» Required action:
Every line of the material that mentions the word "String" should be copied out.

» Records for this task:
[Start of Attachment]
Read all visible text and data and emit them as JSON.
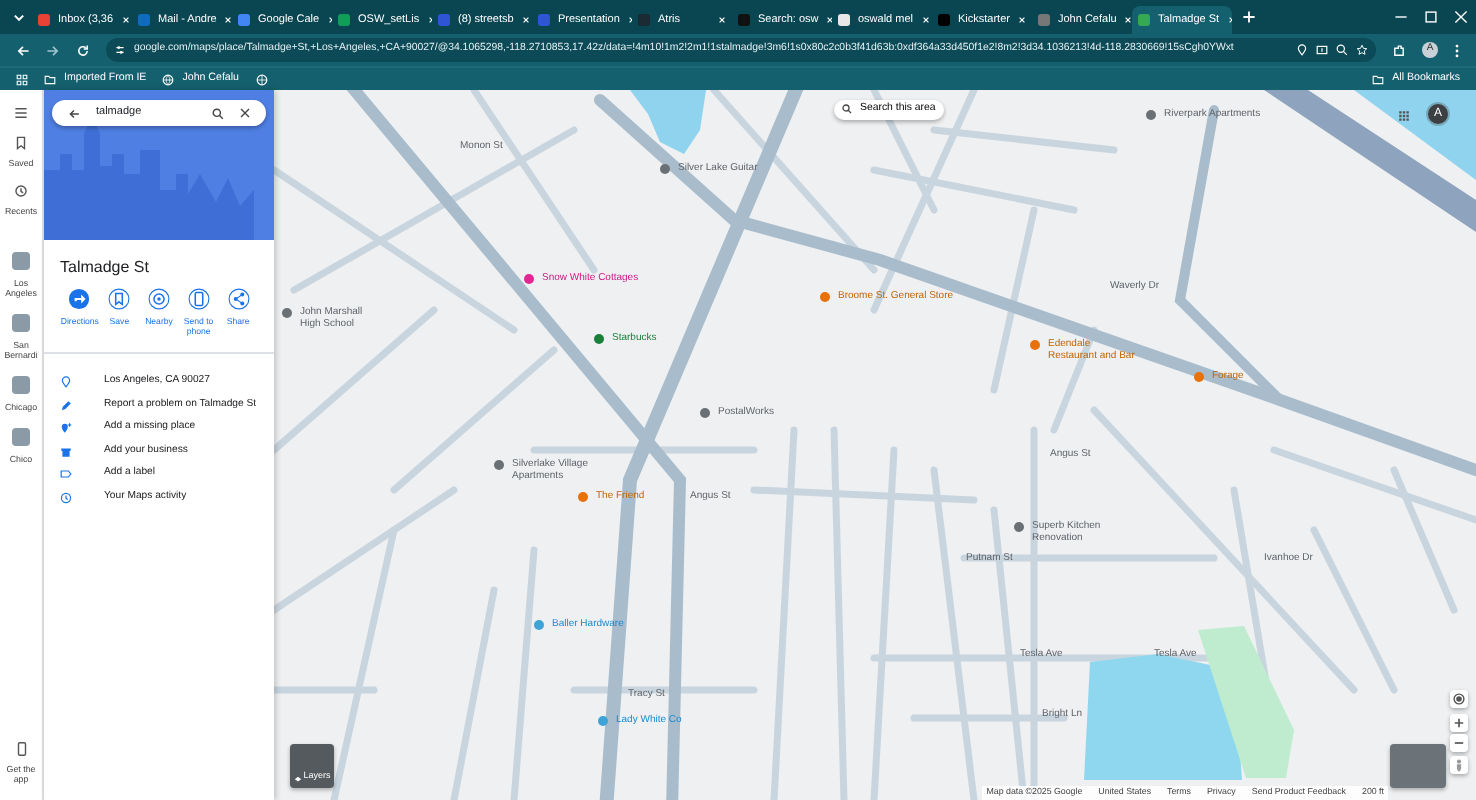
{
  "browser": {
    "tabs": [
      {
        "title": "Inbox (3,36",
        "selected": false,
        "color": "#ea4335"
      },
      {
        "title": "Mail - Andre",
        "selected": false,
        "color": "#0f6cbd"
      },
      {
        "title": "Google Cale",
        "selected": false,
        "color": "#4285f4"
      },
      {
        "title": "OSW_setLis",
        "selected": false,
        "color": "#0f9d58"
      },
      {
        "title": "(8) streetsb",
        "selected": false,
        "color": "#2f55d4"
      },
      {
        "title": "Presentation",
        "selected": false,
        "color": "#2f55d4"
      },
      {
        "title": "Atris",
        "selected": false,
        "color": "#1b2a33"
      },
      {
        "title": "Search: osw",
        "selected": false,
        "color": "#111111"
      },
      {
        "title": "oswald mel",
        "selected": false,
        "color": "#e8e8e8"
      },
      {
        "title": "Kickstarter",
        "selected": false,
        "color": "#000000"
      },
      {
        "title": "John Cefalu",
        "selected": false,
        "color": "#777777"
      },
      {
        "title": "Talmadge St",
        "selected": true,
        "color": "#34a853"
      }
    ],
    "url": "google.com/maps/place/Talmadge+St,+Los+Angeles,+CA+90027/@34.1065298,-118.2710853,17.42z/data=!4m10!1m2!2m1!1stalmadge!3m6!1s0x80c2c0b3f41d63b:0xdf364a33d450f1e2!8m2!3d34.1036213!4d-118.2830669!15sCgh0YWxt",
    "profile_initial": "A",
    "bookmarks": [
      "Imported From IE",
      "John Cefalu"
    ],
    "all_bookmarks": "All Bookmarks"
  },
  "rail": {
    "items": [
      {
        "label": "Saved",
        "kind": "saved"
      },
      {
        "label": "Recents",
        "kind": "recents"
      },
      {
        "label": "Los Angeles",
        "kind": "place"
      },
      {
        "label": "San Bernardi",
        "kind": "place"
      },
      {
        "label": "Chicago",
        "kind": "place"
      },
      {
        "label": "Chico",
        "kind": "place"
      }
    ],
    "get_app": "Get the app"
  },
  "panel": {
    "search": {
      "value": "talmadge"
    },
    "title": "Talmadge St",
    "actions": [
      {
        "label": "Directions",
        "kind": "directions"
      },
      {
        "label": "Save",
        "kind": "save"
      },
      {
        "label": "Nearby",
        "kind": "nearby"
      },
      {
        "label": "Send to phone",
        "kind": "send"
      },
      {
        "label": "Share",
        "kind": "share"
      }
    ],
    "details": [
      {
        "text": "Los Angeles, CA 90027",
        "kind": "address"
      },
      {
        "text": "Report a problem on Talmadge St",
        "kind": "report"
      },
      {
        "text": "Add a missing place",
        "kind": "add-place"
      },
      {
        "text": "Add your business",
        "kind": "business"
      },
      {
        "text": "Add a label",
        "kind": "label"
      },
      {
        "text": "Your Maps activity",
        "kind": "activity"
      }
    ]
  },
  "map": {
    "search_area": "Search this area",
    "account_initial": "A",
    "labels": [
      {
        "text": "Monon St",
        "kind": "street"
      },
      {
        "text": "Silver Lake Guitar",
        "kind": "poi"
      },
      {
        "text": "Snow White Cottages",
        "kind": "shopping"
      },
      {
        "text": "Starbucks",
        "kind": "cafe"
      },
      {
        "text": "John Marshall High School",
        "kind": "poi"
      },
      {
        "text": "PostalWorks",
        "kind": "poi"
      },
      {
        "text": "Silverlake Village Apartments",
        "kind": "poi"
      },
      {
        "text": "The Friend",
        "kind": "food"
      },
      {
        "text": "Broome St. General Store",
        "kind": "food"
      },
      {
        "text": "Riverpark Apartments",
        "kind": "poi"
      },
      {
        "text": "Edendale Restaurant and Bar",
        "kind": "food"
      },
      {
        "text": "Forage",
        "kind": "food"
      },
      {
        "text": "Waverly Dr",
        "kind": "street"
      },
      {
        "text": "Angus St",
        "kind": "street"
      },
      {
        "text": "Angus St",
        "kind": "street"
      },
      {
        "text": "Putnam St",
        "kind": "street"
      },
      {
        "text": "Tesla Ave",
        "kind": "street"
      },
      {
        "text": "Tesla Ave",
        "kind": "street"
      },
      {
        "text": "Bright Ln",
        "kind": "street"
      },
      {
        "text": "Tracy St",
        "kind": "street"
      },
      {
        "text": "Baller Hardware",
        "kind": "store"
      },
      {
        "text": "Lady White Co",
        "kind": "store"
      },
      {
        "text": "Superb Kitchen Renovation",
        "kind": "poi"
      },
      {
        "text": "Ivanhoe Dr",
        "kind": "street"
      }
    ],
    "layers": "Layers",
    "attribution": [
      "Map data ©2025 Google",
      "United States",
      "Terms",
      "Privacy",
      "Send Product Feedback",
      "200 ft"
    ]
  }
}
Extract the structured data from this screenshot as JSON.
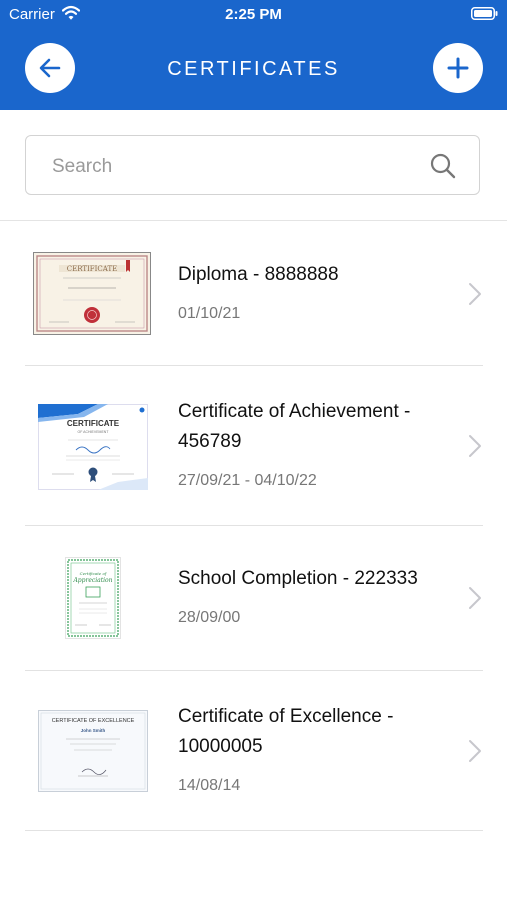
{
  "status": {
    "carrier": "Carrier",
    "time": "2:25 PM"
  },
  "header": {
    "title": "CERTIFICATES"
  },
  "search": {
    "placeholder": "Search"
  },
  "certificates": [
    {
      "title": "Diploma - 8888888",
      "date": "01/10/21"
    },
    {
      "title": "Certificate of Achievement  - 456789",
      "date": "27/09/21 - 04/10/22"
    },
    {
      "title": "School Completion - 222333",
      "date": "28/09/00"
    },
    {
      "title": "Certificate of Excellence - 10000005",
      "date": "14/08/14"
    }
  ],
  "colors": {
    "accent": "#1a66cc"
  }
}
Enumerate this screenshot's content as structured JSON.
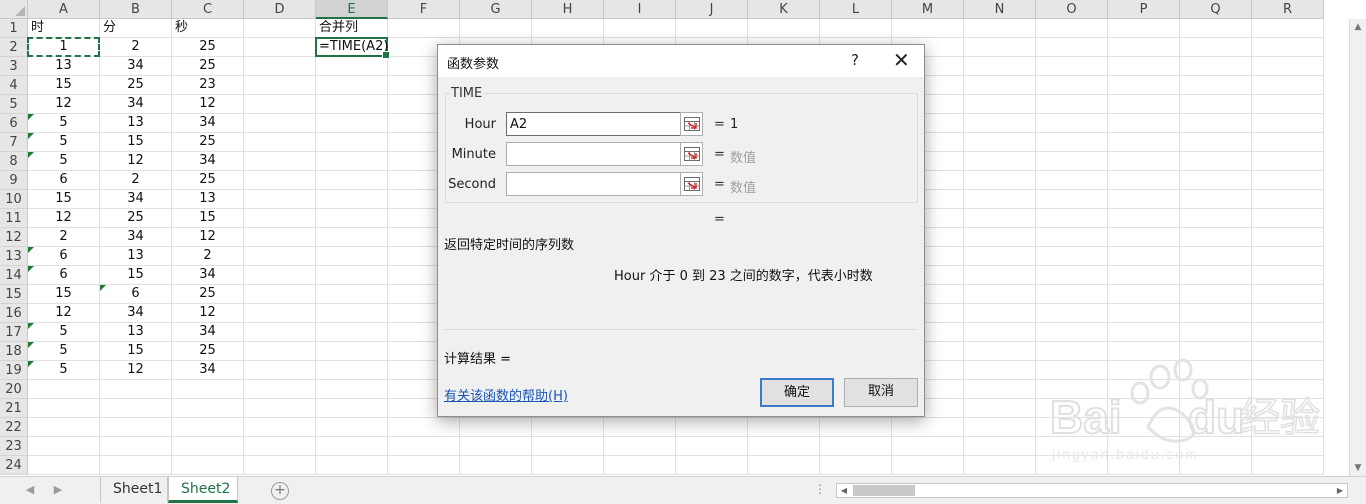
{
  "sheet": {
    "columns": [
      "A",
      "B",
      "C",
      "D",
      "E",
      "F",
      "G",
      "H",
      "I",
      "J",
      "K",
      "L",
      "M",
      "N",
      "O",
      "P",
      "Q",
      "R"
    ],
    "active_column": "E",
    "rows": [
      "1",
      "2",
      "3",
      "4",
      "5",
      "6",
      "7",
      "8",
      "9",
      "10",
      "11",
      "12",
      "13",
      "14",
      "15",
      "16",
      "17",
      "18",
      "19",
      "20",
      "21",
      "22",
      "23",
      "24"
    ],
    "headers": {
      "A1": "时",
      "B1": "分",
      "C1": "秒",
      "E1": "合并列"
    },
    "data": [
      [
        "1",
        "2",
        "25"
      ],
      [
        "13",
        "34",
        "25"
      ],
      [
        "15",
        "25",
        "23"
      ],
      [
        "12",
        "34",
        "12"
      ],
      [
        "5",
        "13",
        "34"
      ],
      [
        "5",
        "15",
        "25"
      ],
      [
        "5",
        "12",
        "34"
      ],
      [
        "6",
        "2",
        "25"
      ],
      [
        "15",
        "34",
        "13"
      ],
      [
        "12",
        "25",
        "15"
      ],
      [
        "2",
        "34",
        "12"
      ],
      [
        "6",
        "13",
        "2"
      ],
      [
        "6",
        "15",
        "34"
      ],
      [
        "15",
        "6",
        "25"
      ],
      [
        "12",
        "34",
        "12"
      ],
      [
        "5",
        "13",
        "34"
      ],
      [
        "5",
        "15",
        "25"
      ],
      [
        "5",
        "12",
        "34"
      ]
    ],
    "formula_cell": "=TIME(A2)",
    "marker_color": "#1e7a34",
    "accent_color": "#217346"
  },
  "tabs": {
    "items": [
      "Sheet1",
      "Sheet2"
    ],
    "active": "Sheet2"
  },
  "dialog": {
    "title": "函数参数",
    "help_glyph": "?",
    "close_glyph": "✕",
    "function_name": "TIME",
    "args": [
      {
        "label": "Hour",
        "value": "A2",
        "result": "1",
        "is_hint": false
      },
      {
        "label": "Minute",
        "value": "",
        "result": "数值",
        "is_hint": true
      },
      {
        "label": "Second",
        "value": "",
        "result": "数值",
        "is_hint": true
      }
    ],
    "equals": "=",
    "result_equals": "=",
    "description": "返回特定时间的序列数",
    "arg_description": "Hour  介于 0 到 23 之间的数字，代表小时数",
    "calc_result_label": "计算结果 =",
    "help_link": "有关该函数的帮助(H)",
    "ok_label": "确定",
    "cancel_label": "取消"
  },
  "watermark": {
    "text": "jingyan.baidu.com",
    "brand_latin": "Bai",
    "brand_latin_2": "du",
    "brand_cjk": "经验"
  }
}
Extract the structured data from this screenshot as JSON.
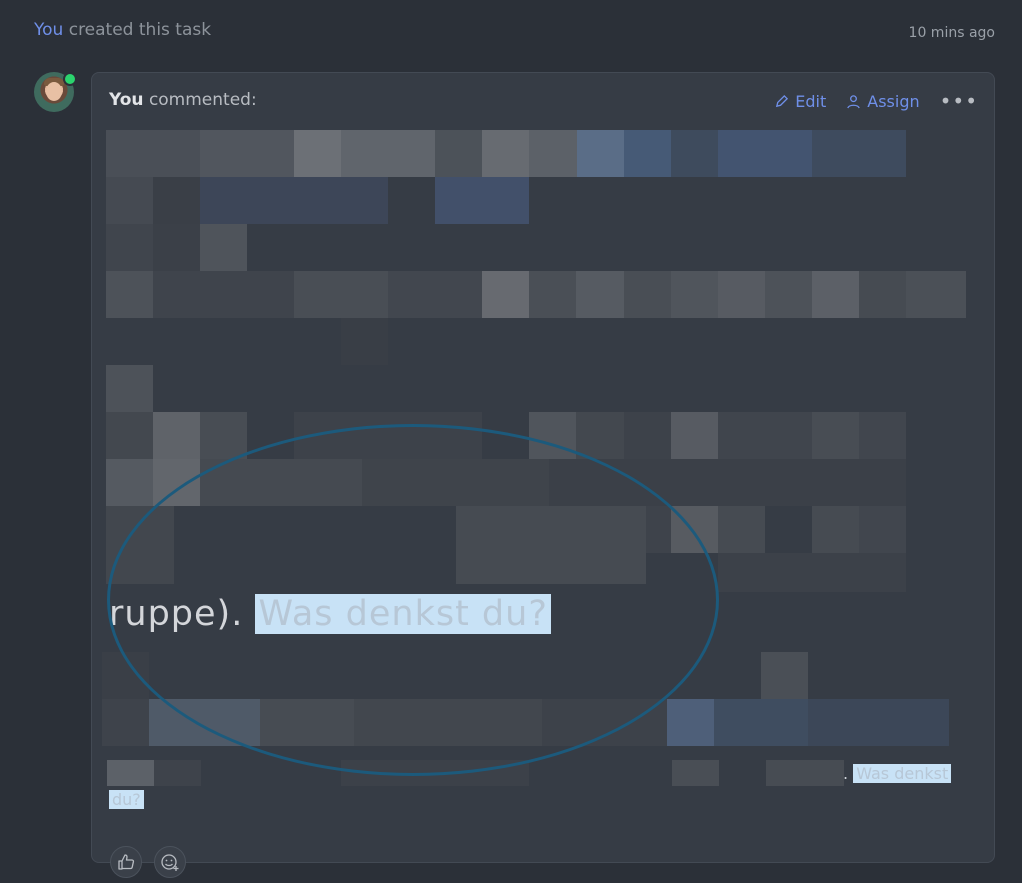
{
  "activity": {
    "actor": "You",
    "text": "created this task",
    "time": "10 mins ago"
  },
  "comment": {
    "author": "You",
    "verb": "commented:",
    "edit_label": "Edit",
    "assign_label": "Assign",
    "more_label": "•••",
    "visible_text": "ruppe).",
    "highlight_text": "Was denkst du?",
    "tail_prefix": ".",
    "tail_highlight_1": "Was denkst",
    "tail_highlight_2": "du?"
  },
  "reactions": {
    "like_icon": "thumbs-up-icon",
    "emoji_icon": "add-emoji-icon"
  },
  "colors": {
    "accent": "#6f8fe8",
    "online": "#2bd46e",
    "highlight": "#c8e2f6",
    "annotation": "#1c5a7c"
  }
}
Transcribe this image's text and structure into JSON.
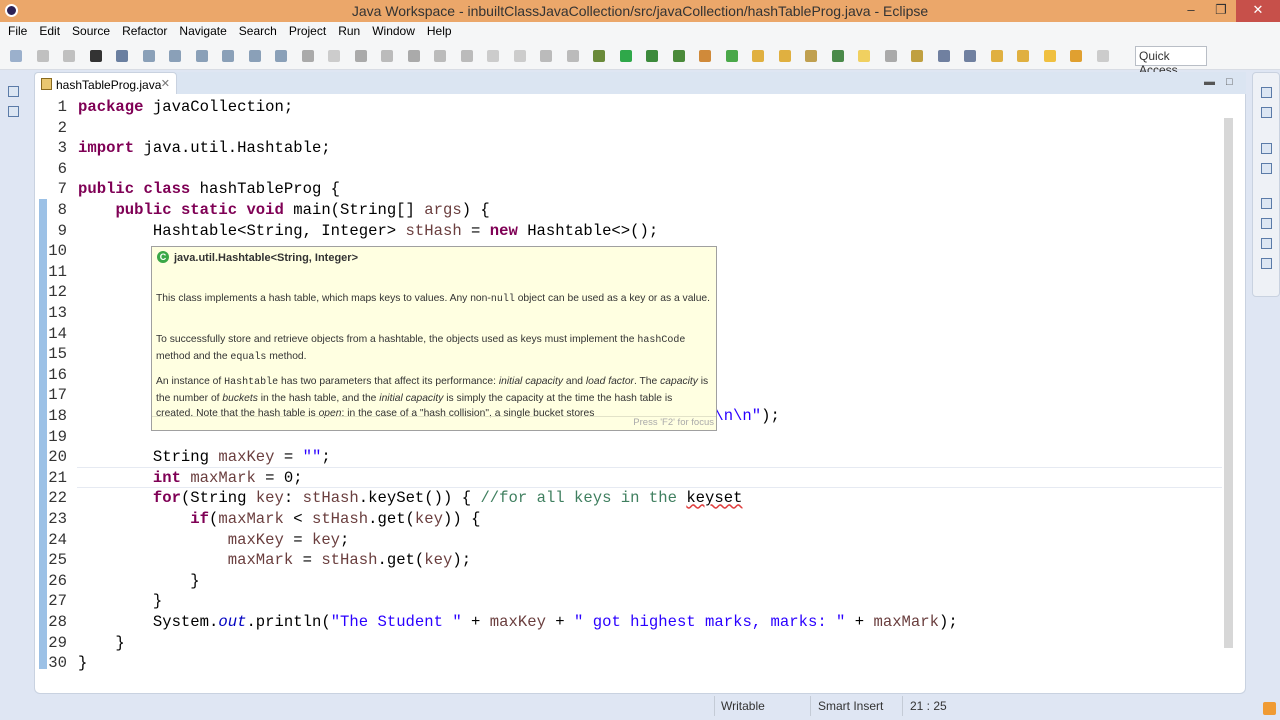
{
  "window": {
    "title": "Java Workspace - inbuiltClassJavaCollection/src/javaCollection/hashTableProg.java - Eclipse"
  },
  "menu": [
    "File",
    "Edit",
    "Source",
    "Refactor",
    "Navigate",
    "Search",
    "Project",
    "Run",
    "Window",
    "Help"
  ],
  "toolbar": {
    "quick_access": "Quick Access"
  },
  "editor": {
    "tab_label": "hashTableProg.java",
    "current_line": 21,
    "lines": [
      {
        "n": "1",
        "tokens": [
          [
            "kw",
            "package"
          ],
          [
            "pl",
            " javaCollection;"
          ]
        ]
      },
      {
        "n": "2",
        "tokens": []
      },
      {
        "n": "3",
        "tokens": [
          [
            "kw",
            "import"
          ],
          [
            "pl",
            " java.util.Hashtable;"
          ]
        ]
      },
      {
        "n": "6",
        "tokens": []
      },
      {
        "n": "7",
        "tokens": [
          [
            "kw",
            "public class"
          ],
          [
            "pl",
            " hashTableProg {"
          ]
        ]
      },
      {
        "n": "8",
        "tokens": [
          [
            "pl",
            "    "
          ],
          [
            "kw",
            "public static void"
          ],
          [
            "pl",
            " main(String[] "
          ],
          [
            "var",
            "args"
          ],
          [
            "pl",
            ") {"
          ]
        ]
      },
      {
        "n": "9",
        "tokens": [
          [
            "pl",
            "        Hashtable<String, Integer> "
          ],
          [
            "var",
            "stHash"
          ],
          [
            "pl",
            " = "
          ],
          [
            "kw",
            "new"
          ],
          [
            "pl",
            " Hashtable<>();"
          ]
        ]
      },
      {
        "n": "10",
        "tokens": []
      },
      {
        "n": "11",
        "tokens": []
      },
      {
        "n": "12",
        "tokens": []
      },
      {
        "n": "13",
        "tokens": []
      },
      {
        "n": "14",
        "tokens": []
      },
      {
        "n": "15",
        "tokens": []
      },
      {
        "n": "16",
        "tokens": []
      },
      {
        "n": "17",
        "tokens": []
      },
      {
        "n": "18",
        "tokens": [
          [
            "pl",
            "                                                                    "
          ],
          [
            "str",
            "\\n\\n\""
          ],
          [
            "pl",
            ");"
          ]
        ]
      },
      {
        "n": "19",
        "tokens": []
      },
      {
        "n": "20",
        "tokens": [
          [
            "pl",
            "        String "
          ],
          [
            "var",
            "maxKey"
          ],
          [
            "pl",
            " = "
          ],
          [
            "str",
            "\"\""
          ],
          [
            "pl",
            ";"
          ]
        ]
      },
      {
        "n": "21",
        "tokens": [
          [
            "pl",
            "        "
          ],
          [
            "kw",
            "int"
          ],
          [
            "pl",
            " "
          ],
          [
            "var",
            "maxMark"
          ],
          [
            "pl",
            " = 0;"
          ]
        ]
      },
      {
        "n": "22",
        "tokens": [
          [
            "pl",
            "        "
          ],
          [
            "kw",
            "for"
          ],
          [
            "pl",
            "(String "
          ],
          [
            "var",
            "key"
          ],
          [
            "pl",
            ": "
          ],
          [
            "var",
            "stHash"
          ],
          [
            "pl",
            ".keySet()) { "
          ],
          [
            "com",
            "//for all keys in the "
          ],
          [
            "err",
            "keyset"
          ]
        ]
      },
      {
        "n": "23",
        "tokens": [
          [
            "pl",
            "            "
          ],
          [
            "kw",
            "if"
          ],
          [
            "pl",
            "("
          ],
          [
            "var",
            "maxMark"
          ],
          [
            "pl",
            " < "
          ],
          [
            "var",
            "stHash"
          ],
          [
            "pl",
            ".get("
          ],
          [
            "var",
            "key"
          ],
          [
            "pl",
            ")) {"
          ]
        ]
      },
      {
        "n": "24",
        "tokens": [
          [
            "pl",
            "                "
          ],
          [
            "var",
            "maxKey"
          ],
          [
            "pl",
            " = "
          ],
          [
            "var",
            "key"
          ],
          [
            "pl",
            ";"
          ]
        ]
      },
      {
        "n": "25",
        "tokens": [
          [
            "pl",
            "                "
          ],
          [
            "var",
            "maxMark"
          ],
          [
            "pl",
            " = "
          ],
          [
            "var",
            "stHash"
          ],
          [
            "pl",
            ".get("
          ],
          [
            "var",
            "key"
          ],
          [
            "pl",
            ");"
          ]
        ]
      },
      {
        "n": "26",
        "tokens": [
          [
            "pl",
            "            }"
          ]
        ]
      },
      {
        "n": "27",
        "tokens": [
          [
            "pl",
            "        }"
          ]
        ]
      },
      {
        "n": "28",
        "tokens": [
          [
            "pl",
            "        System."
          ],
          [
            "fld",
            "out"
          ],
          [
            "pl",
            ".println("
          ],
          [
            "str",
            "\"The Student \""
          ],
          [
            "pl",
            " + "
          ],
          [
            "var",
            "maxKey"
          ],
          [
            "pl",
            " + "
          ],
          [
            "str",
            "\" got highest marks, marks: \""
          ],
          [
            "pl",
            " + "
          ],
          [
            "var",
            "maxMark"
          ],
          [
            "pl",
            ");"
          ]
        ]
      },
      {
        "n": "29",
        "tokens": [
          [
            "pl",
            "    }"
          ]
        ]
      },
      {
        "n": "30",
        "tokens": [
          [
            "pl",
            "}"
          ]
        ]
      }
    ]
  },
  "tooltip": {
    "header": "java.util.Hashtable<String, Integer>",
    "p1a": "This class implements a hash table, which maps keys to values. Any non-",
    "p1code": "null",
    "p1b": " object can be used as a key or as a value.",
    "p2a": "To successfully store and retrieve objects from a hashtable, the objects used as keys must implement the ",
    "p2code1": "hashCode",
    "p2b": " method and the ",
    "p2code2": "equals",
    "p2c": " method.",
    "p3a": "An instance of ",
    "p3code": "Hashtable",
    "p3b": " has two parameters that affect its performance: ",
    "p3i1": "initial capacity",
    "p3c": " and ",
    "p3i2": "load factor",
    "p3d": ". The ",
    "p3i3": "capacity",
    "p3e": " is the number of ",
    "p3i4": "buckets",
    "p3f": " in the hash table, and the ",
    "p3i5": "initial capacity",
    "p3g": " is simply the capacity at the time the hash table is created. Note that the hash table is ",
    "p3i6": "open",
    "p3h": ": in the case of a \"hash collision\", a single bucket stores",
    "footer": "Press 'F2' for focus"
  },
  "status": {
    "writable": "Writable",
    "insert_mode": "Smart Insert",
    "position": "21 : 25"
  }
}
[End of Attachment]
» Answer space:
            " main(String[] "
            "        Hashtable<String, Integer> "
            "        String "
            "(String "
    "header": "java.util.Hashtable<String, Integer>",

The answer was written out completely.